- Sep 2022
Theidealized image of American society is one of abundant opportunities, withhard work being rewarded by economic prosperity. Consequently, those whofail to get ahead have only themselves to blame according to this argument. Itis within this context that America thinks of itself as a fair and meritocraticsociety in which people get what they deserve in life.
There is a variety of confounding myths in America which tend to hold us down. These include economic mobility, meritocracy, poverty, and the land of opportunity.
With respect to the "land of opportunity", does positive press of a small number of cases from an earlier generation outweigh the actual experience of the majority?
There was a study on The Blitz in London and England in general in World War II which showed that despite high losses in general, enough people knew one or more who'd lost someone or something to the extreme but that the losses weren't debilitating from a loss perspective and generally served to boost overall morale. Higher losses may have been more demoralizing and harmful, but didn't happen. (Find this source: possibly Malcolm Gladwell??)
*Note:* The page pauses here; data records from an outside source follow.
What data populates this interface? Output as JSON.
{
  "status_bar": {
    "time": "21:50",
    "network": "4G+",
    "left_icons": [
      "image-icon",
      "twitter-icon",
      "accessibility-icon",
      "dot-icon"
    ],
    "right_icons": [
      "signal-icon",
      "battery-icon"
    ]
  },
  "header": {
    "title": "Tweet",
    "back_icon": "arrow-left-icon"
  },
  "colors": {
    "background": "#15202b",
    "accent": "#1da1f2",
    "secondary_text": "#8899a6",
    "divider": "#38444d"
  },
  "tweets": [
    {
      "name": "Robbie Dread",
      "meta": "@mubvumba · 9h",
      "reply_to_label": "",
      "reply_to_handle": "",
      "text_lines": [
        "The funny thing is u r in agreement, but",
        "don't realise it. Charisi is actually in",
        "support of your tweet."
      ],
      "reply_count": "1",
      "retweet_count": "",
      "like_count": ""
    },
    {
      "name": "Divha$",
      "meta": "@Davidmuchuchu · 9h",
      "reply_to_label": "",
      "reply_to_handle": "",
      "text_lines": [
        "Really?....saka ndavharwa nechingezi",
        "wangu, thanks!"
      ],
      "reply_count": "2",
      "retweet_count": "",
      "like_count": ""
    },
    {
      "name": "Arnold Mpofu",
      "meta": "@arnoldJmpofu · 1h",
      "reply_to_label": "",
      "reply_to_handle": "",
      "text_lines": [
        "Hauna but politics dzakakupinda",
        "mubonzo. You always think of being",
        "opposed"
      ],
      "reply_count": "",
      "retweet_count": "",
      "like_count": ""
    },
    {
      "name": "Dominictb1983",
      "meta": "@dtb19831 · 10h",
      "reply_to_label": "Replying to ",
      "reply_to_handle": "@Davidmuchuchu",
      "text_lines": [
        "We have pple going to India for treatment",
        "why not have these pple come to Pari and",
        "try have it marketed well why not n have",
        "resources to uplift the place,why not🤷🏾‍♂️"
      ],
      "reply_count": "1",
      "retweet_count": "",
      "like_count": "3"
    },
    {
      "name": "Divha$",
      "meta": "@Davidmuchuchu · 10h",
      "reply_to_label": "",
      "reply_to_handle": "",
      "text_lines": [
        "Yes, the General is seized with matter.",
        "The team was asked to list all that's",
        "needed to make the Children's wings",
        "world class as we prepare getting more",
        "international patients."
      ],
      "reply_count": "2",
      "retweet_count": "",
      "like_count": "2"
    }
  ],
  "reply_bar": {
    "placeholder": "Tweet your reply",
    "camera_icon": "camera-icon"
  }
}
Is this sort of psychological effect at play socially and politically in America and thereby confounding our progress?